As you go through the game you come across these small panels with a simple drawing and a quip about life that could have come from a fortune cookie. These “lessons” are collected on a mural at your hub, a room from where you manage the game. Together these form a sort of tapestry that describes life. I rolled my eyes at some of them. They provide hints at what comes ahead, and a few were wisdoms too easily forgotten as we live our lives. Interestingly, in earlier versions of the game, these messages were apparently negative instead of the positive ones in the final release. This changed as Alexander Bruce, the creator, was working on the game. From the Gamechurch interview:

“This doesn’t really fit with the rest of the game, which is about positive reinforcement to overcome challenges. I can’t not have this message here because its important that I say something about it, but I don’t want to lie. I don’t want to say a positive message that I don’t believe.” I guess because I care so much about the game and am learning so much about myself outside of that, I can just change my beliefs and write a positive message in the game. Then I can just change my beliefs in the real world moving forward as well,” and that just makes you a more humble positive person.

This makes sense when you listen to Alexander recount his experience of the game’s development at his GDC talk on it. It took him 7 years to make this game and he poured every ounce of life he had into it. At the end of the talk, when asked what he wanted to do next, he said (paraphrased) “that it won’t be making a videogame. If I feel like that I don’t want to do that shit again”. The drive that made Antichamber successful came partially from Alexander’s fear of never completing the game and wasting time and him thinking of and implementing ways to create a game that will stand out from the crowd while still staying true to what he wanted to make. Indie developer burnout is a very common thing but I felt that the approach Alexander took was lateral, this thinking outside of the box and taking opportunities in cycles of intense drive, reflection, and learning. In this context, Antichamber is a personal work. It challenges players to break their rules, to grasp opportunities, and to partake in the cycle of observe, reflect, learn.

antichamber lesson
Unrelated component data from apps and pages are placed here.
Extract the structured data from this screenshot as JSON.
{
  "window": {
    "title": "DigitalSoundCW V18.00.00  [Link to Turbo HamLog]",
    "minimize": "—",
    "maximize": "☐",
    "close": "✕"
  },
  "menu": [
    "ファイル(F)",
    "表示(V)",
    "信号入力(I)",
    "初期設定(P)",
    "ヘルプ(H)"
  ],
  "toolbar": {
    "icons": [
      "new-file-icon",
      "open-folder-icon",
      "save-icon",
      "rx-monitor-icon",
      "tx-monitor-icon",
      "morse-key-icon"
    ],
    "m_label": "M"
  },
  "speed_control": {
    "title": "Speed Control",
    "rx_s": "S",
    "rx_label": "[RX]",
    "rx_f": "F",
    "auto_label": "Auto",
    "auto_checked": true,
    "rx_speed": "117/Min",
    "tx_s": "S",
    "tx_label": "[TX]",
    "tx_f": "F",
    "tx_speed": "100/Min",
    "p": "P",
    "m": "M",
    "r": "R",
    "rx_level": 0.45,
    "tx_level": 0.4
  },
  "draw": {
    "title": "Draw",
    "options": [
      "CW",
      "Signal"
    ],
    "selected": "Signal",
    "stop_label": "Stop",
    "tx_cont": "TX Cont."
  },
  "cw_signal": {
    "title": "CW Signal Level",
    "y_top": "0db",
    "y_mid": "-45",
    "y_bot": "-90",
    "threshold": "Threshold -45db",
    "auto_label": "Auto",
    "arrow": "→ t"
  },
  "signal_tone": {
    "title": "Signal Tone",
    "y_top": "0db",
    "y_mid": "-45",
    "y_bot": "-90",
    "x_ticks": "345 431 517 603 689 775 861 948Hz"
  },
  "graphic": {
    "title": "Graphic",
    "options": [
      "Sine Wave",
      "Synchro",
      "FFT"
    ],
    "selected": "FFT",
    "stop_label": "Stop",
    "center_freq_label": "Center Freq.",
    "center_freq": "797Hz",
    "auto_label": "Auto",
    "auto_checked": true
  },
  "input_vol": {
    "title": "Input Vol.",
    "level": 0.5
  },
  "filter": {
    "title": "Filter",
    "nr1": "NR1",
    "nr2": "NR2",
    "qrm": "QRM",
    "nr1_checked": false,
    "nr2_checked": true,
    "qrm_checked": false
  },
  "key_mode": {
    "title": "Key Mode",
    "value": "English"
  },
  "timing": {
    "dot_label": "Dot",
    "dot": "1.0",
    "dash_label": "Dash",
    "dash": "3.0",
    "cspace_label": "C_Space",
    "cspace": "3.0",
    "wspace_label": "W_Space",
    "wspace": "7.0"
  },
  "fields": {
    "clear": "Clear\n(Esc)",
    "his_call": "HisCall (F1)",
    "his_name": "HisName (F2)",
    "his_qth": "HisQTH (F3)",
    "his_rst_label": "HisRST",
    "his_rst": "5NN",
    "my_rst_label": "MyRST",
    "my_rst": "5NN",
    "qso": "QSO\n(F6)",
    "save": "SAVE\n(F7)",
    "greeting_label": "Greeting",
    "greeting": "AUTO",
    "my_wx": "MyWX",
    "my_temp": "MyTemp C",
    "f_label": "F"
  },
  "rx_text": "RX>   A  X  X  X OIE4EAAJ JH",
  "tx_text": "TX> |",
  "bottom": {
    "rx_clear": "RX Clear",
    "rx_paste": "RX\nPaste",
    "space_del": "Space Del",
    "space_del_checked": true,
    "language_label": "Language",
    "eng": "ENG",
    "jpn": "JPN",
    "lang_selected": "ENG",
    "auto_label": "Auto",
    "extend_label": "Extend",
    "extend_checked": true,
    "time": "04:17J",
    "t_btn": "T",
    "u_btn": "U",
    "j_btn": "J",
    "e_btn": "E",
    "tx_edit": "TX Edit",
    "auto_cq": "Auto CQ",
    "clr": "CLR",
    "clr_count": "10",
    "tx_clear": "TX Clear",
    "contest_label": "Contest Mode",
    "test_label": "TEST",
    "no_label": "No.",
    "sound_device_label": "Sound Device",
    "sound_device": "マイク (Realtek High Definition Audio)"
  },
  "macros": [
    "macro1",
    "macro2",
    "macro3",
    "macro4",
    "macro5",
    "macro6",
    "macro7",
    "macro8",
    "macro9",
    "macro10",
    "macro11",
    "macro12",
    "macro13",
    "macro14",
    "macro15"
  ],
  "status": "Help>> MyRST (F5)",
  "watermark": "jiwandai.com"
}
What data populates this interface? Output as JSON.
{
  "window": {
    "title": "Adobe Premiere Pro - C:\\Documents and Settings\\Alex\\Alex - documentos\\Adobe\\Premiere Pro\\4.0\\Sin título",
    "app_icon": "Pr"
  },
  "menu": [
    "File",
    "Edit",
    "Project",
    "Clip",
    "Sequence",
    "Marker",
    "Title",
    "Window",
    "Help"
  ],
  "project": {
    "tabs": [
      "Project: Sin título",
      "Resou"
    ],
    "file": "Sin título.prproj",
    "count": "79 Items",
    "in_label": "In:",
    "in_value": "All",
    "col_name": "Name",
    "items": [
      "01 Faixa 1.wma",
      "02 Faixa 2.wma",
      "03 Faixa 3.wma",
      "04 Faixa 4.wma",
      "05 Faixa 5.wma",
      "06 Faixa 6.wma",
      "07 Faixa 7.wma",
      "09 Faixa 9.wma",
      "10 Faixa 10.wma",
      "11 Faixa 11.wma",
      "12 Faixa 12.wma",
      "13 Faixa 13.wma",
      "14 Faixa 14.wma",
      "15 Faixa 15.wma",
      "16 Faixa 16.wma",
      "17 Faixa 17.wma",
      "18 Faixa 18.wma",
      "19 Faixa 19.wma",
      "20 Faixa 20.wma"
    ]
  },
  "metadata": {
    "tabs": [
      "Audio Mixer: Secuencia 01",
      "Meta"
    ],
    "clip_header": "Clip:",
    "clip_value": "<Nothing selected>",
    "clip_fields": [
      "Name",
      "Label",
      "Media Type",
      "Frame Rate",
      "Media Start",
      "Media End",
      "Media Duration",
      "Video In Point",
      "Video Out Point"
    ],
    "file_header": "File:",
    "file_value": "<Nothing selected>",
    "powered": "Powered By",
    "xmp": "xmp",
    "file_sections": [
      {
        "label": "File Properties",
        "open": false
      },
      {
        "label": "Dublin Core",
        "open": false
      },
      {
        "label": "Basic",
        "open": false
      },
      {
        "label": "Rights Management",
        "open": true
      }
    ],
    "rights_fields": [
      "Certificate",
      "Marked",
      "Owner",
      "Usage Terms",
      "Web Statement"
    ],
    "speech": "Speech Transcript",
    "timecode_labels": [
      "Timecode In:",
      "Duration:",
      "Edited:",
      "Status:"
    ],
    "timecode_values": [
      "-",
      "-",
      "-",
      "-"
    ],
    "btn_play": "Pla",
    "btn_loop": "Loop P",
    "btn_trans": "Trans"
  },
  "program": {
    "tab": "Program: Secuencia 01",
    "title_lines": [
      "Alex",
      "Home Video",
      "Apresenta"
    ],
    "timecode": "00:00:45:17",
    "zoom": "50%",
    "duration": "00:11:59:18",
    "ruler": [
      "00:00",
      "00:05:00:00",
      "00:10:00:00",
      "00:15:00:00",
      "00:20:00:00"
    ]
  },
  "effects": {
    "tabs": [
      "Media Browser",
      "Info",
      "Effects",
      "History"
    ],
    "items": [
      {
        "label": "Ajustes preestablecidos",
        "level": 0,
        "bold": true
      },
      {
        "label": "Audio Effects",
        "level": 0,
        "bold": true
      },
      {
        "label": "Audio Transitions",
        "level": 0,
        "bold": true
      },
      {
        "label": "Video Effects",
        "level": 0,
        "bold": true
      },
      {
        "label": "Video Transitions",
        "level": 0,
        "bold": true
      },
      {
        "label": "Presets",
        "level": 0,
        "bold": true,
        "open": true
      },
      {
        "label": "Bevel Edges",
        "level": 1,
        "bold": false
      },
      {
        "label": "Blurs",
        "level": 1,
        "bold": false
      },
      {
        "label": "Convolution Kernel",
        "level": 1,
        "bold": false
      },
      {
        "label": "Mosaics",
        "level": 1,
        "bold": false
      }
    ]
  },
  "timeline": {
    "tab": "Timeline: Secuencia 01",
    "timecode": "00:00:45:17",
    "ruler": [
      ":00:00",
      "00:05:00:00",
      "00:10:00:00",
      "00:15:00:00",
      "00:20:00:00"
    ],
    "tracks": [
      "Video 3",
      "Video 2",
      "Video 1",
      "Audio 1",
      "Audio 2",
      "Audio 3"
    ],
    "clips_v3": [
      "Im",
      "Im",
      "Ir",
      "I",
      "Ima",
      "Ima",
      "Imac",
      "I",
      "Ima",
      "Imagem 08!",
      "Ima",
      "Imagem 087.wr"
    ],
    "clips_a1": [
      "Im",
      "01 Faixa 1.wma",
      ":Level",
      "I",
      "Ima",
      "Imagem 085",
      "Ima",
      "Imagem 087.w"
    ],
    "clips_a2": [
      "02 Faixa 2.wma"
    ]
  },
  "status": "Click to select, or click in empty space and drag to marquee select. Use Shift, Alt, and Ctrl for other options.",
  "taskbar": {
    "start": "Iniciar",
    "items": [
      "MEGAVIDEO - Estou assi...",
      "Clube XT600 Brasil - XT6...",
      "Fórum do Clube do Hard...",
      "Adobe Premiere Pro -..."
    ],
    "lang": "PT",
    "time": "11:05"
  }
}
Comparing Antichamber to Portal is common but also doesn’t give Antichamber credit. Portal is a puzzle game centred around a gimmick and an admittedly unforgettable antagonist, but Antichamber is a puzzle game that challenges our world view. It might be just the world view of how videogames should work but the process of going through it and discovering how it works is more rewarding and more natural. Often puzzle games just give you tools and then challenge you in how to use them. Antichamber makes you challenge yourself. It encourages a type of thinking that is beneficial outside the scope of the videogame. This is something most games just can not do.

 

Antichamber teaches us how to break our perspective on things we think we know, things we think we are experts at. Introspection is important. Perception is important. Antichamber is about challenging these things and hopefully after you finish the game, you will learn a little more about how you see the world around you.

 

The post Antichamber: A Review appeared first on One More Continue.

]]>
http://onemorecontinue.com/antichamber-a-review/feed/ 0